It took Mr. Modi almost a year after the first lynching, in September 2015, to clearly and firmly denounce the cow vigilantes. But the prime minister is a master at looking both ways when it comes to mob violence. Last month, after a landslide electoral victory in the northeastern state of Uttar Pradesh — where almost a quarter of India’s roughly 170 million Muslims live — he appointed a vicious priest, in full saffron robes, to be the state’s chief minister.
That man, Yogi Adityanath, has called for the family of the first lynching victim to be tried for illegally storing beef in their home. He has exhorted his followers to kill 10 Muslims for every Hindu killed. No sooner did he become chief minister than Mr. Adityanath led a crackdown against unlicensed butchers and abattoirs. Uttar Pradesh abounds in unlicensed businesses, but in singling out the meat industry — invariably run by Muslims — the politician-priest knew that he was in effect leading an attack on Muslim business with shades of Kristallnacht.
B.J.P. chief ministers across India are now falling over themselves in a quest to outdo one another in showing their love of the Indian cow, which, as Mr. Khan’s killing demonstrates, is animated partly by a hatred of Muslims. Last month, in Mr. Modi’s home state of Gujarat, cow slaughter was made punishable with life in jail; and in Chattisgarh, another B.J.P.-run state, the chief minister announced, “We will hang those who kill cows.”
Almost 60 percent of India now lives in B.J.P.-controlled states; there is no opposition left to speak of. What voices of moderation and reason there used to be within the B.J.P. are either too cowed to speak or feel that it is politically inexpedient to do so.
Vasundhara Raje, the chief minister of Rajasthan, is someone I grew up around in Delhi and have known all my life. She is aristocratic and is educated. She had many Muslim friends and even a Muslim boyfriend. She was a single mother, like mine. She smoked, she drank; she is well read and widely traveled. She certainly seemed the beneficiary of liberal values. That someone like her would now refuse to speak up for a poor Muslim farmer with small children who was lynched in her state is an indication of how poisoned the air has become in three short years since the B.J.P. came to power.
India is slipping beyond the pale. It is unfathomable that the ancient Hindu horror at the taking of life, any life — the very same doctrine of ahimsa, or nonviolence, that governed the beliefs of men like Mahatma Gandhi and the Rev. Dr. Martin Luther King Jr. — should in our time be used as a justification for murder. And not merely a murder in which one man is implicated, but rather a great televised spectacle in which a whole nation, through its silence, is complicit.

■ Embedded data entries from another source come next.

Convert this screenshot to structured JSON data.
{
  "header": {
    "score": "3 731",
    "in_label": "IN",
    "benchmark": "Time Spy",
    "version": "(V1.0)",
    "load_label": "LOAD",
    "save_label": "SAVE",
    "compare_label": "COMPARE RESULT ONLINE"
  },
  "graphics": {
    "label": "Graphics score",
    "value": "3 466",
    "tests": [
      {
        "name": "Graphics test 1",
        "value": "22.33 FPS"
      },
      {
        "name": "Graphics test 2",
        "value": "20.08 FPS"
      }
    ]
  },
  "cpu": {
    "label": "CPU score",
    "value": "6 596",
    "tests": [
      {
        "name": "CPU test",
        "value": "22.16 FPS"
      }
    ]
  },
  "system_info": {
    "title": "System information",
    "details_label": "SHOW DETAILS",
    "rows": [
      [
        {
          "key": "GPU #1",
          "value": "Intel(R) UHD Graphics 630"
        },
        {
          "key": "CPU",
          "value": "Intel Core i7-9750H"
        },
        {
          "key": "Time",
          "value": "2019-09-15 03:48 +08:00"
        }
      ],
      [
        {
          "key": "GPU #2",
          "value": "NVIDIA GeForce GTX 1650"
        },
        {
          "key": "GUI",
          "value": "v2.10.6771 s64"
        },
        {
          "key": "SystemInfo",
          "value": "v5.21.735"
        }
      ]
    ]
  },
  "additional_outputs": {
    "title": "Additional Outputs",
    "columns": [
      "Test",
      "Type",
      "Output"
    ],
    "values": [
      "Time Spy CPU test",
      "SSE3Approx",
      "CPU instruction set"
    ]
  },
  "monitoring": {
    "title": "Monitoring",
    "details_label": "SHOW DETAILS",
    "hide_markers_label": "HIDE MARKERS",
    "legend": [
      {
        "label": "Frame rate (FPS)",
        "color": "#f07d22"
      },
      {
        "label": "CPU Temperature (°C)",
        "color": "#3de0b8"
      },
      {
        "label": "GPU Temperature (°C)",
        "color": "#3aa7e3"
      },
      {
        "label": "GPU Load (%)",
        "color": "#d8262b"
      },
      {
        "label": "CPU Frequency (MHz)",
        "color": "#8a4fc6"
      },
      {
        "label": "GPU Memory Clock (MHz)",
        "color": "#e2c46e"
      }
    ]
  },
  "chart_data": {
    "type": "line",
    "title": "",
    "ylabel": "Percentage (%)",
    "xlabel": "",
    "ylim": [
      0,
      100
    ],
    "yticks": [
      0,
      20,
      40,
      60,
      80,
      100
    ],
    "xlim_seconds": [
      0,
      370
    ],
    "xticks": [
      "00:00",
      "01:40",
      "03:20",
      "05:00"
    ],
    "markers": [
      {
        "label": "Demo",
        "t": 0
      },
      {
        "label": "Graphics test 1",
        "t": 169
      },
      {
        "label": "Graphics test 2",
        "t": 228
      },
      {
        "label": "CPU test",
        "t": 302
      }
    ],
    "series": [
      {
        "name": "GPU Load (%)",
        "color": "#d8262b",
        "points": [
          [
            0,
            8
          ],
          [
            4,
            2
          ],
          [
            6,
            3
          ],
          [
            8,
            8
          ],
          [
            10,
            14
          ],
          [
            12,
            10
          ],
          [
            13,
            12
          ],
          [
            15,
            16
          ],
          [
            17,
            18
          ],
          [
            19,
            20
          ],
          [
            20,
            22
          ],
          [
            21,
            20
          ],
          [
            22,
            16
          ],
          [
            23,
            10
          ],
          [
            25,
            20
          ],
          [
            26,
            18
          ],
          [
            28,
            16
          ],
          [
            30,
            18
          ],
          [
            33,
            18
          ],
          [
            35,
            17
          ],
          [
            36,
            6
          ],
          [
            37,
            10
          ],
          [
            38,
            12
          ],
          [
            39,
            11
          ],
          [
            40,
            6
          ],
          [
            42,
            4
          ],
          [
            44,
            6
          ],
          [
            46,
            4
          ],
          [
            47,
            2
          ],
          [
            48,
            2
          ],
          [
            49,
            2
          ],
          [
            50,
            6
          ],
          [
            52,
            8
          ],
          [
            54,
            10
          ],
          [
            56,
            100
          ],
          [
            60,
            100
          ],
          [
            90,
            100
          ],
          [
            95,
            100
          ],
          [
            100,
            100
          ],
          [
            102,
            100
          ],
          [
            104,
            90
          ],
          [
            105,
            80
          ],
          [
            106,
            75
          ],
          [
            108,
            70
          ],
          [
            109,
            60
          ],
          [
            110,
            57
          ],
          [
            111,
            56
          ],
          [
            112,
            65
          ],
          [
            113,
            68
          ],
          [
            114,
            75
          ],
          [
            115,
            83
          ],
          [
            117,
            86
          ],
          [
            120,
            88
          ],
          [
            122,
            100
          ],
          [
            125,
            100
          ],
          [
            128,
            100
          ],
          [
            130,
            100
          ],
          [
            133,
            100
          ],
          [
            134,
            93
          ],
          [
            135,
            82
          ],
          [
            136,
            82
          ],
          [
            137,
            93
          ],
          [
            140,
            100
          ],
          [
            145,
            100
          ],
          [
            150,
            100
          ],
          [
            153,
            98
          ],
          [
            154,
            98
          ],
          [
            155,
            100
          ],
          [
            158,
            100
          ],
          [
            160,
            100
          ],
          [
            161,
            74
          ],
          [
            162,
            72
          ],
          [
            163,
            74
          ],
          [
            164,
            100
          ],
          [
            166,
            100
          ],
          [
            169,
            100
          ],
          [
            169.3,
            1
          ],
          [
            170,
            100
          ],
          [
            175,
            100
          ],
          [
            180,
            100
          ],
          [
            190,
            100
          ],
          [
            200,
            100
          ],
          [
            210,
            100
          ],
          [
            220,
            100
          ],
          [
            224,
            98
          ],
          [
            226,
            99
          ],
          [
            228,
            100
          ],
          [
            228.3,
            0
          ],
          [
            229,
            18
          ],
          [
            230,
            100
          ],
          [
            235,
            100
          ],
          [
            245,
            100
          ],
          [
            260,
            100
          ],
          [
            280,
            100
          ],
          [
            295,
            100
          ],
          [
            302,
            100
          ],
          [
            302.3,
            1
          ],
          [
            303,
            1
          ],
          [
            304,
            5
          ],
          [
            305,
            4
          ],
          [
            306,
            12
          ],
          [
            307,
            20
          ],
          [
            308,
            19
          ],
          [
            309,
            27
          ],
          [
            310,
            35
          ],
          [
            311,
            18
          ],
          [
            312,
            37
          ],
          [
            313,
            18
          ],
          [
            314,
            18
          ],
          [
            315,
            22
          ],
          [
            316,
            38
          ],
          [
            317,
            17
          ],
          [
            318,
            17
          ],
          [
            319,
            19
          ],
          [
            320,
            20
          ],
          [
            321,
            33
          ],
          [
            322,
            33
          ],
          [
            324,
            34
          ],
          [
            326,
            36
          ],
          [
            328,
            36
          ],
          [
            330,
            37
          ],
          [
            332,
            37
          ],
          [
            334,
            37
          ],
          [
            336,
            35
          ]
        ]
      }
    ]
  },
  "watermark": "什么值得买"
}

Aatish Taseer is a contributing opinion writer and the author, most recently, of the novel “The Way Things Were.”